Read industry publications and follow blogs to make sure you’re in the loop about the latest developments in your field. Browse LinkedIn to see if your connections have changed companies and roles. Consider attending a conference, which is a great way to quickly immerse yourself back into the hustle and bustle of your field.

7. Seek out career reentry programs

Reentry programs sometimes called ‘returnships,’ are structured programs offered by companies to recruit and develop people looking to rejoin the workforce after being away. They’re offered by the likes of Amazon, Wells Fargo, Netflix and more. 

If a company has such a program, it’s a strong signal that they’re welcoming of applicants with career breaks on their resumes. Check out iRelaunch and PathForward for lists of hundreds of companies that offer reentry programs. 

8. Prepare for interviews

It’s amazing how fast your interviewing skills can get rusty. Before you come face to face with a hiring manager, practice with a mentor or other trusted colleague. 

Think like a hiring manager: what questions are they likely to ask? Specifically, what will they want to know about your career break, and what’s the ideal way to address the topic? 

Spending some time thinking through common interview questions and the best way to answer them will help you feel cool and collected going into your first interview after your time off. 

9. Consider alternative options

Returning to the workforce doesn’t have to mean diving head first into full-time employment. You can also make the transition by freelancing, consulting, or negotiating nontraditional hours, all of which are becoming more common. 

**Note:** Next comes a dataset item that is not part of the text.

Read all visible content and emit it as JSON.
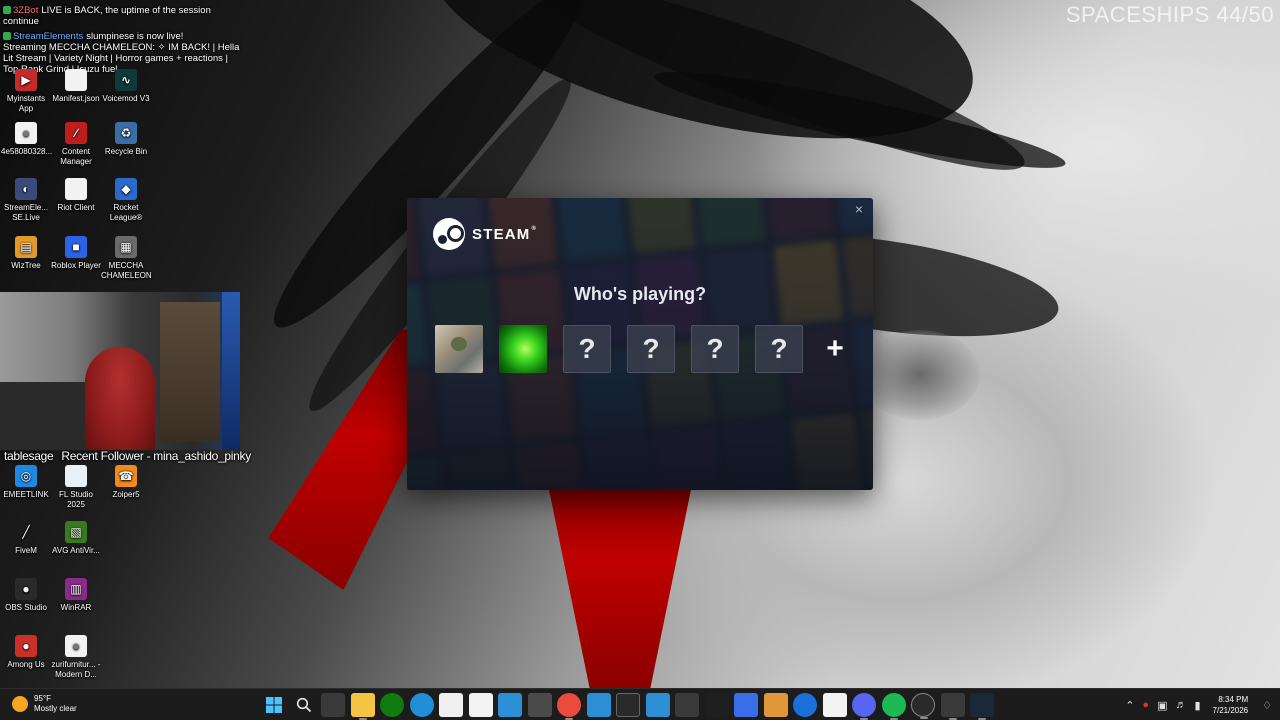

Congratulations on your decision to return to your career! By keeping your skills at the forefront and explaining your break in a positive manner, you can confidently reenter the workforce whether you’ve been away for months or years.